__Data about app and page elements__:
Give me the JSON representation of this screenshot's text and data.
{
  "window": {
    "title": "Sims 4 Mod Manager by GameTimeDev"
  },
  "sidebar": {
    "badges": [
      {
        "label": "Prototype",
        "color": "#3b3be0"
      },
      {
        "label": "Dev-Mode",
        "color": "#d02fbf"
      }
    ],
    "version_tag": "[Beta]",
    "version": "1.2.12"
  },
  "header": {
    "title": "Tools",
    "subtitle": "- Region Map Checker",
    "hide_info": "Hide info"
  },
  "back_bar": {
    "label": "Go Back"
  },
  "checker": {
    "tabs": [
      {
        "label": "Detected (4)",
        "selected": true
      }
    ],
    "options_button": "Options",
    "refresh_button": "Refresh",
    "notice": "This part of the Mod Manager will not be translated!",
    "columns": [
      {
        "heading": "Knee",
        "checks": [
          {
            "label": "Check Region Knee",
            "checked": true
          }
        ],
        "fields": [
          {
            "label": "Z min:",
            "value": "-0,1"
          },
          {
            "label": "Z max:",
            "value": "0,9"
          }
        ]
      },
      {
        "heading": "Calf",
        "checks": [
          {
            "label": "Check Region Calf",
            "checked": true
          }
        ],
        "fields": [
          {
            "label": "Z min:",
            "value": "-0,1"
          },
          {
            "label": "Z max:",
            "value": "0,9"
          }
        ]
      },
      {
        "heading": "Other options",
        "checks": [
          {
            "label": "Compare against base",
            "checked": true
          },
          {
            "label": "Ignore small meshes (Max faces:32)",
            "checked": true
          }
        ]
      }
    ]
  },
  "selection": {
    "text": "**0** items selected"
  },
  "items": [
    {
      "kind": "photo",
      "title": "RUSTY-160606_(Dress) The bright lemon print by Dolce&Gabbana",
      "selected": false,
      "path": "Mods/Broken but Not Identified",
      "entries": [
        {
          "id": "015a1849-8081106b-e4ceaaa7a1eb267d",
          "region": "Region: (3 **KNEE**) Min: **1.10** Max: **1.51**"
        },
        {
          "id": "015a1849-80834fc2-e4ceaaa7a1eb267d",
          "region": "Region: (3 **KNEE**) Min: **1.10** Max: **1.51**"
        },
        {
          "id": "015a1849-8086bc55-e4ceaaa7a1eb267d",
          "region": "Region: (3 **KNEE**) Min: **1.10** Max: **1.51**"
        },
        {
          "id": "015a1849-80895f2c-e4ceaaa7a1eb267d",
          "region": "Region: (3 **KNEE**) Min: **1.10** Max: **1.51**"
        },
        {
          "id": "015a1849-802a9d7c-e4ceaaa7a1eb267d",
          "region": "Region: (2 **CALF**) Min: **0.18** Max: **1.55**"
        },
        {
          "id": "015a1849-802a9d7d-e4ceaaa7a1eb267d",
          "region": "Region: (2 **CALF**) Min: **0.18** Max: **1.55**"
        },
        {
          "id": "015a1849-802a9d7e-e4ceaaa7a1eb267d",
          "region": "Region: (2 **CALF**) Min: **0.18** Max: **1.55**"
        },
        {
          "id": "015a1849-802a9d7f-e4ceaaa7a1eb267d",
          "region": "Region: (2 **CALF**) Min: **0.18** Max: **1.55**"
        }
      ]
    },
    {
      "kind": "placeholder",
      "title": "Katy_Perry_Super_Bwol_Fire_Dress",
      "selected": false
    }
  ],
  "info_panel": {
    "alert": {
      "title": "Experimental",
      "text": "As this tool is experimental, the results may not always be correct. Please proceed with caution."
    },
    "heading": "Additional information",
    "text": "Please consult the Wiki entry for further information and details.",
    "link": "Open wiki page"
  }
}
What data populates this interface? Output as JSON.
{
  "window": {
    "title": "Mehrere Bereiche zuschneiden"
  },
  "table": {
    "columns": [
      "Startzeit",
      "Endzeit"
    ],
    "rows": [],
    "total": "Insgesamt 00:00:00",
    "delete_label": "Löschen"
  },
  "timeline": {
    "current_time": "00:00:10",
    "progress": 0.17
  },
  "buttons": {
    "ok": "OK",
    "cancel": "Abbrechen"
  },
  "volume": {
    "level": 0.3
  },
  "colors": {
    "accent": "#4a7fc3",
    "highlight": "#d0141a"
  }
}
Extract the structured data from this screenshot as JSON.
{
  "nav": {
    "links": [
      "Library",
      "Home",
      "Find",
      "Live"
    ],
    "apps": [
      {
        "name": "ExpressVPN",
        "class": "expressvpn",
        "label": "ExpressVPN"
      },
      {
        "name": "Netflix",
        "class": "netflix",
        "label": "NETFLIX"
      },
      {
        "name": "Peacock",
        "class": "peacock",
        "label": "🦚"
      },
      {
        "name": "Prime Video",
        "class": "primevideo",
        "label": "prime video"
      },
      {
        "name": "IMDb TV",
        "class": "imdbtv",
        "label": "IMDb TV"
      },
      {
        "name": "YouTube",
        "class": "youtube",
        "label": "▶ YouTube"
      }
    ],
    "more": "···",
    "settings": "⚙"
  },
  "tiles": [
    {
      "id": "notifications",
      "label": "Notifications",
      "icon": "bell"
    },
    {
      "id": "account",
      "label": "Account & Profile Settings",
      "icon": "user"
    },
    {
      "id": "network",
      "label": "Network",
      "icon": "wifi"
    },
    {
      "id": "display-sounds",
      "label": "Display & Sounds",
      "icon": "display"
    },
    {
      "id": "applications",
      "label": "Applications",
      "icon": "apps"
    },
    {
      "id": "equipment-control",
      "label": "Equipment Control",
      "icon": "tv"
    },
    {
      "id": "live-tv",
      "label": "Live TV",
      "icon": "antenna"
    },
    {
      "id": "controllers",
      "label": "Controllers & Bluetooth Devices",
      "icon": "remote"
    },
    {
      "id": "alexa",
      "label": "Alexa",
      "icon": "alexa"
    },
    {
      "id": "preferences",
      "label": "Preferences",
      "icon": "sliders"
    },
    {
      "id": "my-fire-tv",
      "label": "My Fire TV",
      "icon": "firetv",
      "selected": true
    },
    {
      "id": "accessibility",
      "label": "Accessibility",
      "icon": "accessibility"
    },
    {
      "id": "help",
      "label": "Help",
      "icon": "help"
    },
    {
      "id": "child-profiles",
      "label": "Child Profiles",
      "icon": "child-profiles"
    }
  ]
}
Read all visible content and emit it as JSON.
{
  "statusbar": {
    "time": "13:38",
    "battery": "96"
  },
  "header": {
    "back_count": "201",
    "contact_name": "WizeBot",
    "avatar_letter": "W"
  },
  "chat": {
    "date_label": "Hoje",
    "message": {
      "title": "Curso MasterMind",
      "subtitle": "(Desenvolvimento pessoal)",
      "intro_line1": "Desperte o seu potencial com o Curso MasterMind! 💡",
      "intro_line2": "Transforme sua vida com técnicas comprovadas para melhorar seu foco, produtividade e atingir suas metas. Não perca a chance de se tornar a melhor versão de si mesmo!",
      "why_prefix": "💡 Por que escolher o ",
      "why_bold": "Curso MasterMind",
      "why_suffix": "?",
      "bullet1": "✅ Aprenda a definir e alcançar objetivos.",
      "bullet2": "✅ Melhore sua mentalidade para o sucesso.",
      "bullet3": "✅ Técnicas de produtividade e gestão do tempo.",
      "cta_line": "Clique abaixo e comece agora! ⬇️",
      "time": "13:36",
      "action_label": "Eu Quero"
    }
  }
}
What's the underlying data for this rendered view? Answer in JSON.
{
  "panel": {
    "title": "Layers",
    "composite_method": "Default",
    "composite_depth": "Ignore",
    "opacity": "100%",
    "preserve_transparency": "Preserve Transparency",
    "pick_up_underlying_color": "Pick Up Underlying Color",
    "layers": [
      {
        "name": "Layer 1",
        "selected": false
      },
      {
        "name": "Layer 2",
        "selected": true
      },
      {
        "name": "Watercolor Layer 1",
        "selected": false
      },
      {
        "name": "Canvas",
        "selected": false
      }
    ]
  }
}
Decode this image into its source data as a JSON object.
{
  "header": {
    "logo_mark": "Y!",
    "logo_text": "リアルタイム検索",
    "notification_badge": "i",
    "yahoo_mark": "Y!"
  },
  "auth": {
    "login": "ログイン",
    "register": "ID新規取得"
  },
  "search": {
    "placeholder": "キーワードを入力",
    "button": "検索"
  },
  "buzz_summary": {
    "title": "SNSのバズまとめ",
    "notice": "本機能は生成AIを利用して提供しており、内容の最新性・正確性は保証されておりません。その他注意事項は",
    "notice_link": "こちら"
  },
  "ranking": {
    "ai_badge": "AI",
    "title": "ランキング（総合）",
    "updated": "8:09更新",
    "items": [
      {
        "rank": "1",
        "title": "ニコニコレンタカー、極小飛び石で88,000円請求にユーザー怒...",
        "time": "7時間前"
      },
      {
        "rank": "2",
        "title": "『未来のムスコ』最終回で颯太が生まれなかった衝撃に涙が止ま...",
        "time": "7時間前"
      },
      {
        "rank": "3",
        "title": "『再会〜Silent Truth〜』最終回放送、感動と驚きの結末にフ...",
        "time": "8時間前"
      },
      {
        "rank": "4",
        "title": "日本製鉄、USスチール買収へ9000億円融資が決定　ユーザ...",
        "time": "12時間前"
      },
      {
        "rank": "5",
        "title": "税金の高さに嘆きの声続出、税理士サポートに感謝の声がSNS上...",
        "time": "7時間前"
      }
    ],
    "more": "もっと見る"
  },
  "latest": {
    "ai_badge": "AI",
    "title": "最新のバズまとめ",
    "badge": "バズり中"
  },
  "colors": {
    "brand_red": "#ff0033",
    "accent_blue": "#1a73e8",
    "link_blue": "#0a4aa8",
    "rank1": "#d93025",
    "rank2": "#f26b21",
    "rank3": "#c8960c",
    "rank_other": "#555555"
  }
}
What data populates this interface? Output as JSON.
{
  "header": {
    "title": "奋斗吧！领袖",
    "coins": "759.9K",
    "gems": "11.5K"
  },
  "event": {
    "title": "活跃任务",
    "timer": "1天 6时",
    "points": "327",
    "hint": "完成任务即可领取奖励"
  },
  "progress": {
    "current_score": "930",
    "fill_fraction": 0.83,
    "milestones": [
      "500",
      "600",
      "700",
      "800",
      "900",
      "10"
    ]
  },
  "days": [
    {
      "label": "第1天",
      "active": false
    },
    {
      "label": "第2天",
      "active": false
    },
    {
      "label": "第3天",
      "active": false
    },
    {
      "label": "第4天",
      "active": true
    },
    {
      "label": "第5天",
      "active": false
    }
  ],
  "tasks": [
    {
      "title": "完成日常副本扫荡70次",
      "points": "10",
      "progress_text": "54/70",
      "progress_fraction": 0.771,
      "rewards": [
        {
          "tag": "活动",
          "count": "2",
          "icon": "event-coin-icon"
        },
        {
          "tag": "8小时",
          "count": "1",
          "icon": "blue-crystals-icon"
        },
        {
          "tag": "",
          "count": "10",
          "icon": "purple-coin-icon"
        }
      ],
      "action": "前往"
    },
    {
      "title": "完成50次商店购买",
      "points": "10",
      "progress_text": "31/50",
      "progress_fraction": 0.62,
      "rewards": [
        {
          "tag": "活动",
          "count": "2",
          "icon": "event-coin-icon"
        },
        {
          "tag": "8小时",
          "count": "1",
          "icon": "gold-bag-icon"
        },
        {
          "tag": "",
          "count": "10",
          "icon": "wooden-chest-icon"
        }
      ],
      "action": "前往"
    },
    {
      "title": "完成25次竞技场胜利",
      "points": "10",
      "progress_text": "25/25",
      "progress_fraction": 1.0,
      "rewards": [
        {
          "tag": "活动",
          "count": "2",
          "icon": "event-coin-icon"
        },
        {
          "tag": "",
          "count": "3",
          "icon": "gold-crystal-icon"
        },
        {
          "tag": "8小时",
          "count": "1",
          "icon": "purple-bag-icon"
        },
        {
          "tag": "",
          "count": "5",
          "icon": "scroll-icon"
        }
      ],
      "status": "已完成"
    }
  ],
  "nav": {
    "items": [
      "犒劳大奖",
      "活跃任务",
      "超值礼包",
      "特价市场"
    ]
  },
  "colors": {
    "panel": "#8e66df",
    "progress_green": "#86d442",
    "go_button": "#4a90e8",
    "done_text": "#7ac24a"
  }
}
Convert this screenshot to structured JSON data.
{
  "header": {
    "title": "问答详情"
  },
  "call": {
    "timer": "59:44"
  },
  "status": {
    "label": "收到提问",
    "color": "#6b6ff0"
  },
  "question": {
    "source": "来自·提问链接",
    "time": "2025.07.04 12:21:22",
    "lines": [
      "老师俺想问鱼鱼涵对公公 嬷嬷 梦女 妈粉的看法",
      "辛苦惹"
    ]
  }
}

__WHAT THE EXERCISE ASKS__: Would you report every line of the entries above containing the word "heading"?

__RESPONSE__:
        "heading": "Knee",
        "heading": "Calf",
        "heading": "Other options",
    "heading": "Additional information",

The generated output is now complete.